I didn’t breastfeed and I don't feel bad about it (and you shouldn't either)!

Breastfeeding may be natural, but it doesn’t always come naturally. Just ask Kristen Barry. “I simply did not enjoy having another human being stuck on my nipples until they bled. It was uncomfortable and I dreaded every feeding,” the freelance editor from Long Island, New York, told TODAY Parents. "I began to resent my son for wanting to eat. All I did was cry.

Kristen Barry
Kristen BarryCourtesy of Kristen Barry
Joey Bartolomeo
Joey BartolomeoCourtesy of Joey Bartolomeo

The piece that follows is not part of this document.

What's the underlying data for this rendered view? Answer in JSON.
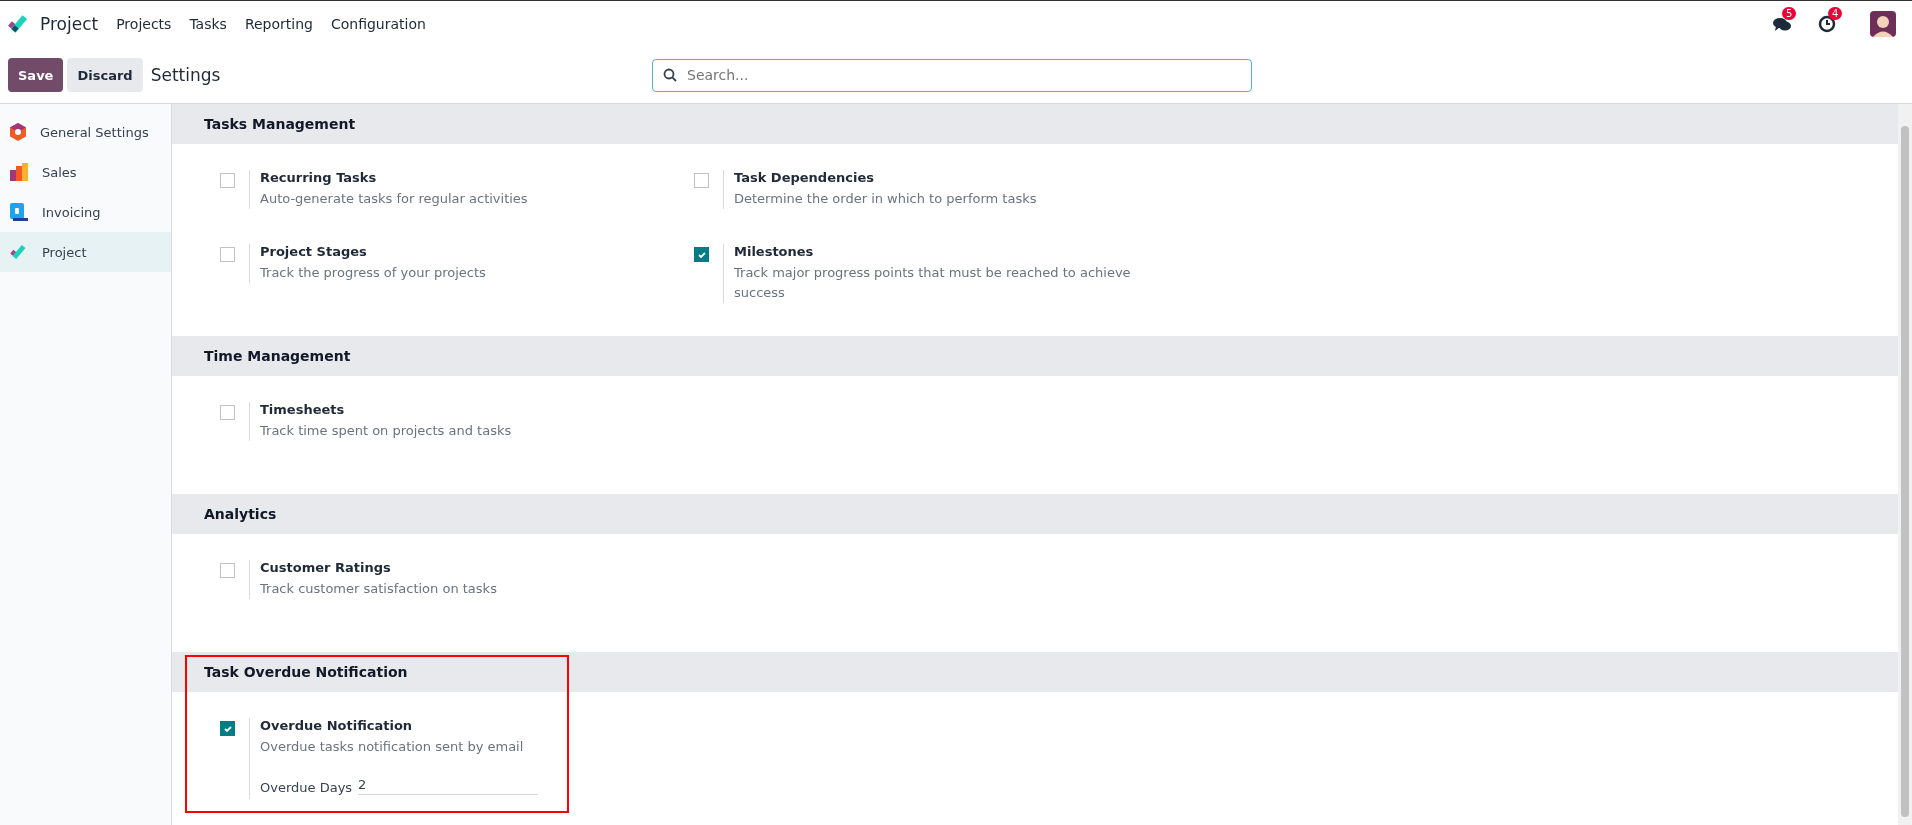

Ten days into motherhood, Barry, 37, mixed a bottle of formula and never looked back. “When I told my husband, ‘I can’t do this anymore,’ he was beyond relieved,” she recalled. “He saw what the pressure was doing to me. I don’t know who was more relieved — him or me."

She did not even attempt to breastfeed her second child.

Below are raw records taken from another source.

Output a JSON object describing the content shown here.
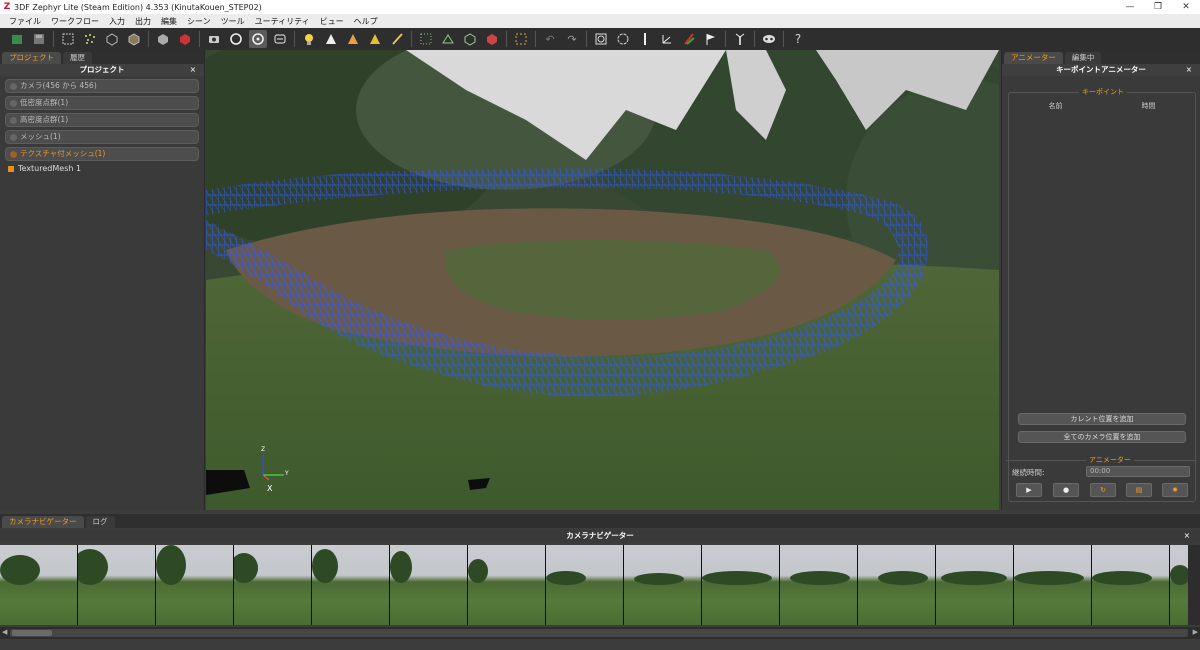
{
  "window": {
    "title": "3DF Zephyr Lite (Steam Edition) 4.353 (KinutaKouen_STEP02)",
    "controls": [
      "—",
      "❐",
      "✕"
    ]
  },
  "menu": [
    "ファイル",
    "ワークフロー",
    "入力",
    "出力",
    "編集",
    "シーン",
    "ツール",
    "ユーティリティ",
    "ビュー",
    "ヘルプ"
  ],
  "toolbar": {
    "icons": [
      "project-new-icon",
      "save-icon",
      "select-icon",
      "points-icon",
      "cube-icon",
      "cube-solid-icon",
      "object-icon",
      "object-red-icon",
      "camera-icon",
      "rotate-icon",
      "orbit-icon",
      "pan-icon",
      "light-icon",
      "triangle-icon",
      "triangle-color-icon",
      "triangle-yellow-icon",
      "brush-icon",
      "points-select-icon",
      "mesh-icon",
      "box-icon",
      "box-red-icon",
      "crop-icon",
      "undo-icon",
      "redo-icon",
      "transform-icon",
      "circle-icon",
      "measure-icon",
      "axis-icon",
      "reference-icon",
      "flag-icon",
      "tool-icon",
      "mask-icon",
      "help-icon"
    ],
    "active_index": 10
  },
  "left_panel": {
    "tabs": [
      "プロジェクト",
      "履歴"
    ],
    "title": "プロジェクト",
    "close": "×",
    "groups": [
      {
        "label": "カメラ(456 から 456)",
        "highlight": false
      },
      {
        "label": "低密度点群(1)",
        "highlight": false
      },
      {
        "label": "高密度点群(1)",
        "highlight": false
      },
      {
        "label": "メッシュ(1)",
        "highlight": false
      },
      {
        "label": "テクスチャ付メッシュ(1)",
        "highlight": true
      }
    ],
    "mesh_item": "TexturedMesh 1"
  },
  "viewport": {
    "axis_labels": {
      "z": "Z",
      "y": "Y",
      "x": "X"
    }
  },
  "right_panel": {
    "tabs": [
      "アニメーター",
      "編集中"
    ],
    "title": "キーポイントアニメーター",
    "close": "×",
    "keypoint_legend": "キーポイント",
    "columns": [
      "名前",
      "時間"
    ],
    "add_current_button": "カレント位置を追加",
    "add_all_button": "全てのカメラ位置を追加",
    "animator_legend": "アニメーター",
    "duration_label": "継続時間:",
    "duration_value": "00:00",
    "playback_icons": [
      "play-icon",
      "record-icon",
      "loop-icon",
      "film-icon",
      "settings-icon"
    ]
  },
  "bottom": {
    "tabs": [
      "カメラナビゲーター",
      "ログ"
    ],
    "title": "カメラナビゲーター",
    "close": "×",
    "thumbnail_count": 16
  },
  "colors": {
    "accent": "#f0a020",
    "wireframe": "#1f4fff",
    "panel": "#3a3a3a"
  }
}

Joey Bartolomeo can relate to what Barry went through. Bartolomeo broke down in a pediatrician’s office after her son, Tully, was born in 2014.

“She asked how feeding was going and I started crying,” the Manhattan-based writer told TODAY Parents. Bartolomeo’s milk had not yet come in and Tully was having issues latching.

“I felt a bit like a failure right off the bat,” she revealed.

At the suggestion of Tully’s doctor, Bartolomeo rented a hospital grade pump, loaded up on breast shields and enlisted the help of a lactation consultant. But nothing seemed to work.

“Feeding times were very stressful for me, the baby and everyone who was around,” Bartolomeo, 45, said.

Bartolomeo stopped breastfeeding after a week and gave up pumping soon after. “There are so many of us who can’t do it, and that’s OK. We need to tell each other that. Our babies are being fed and that’s what matters,” she told TODAY Parents. “That is the message I like to pass on to all of my friends when they become new moms.”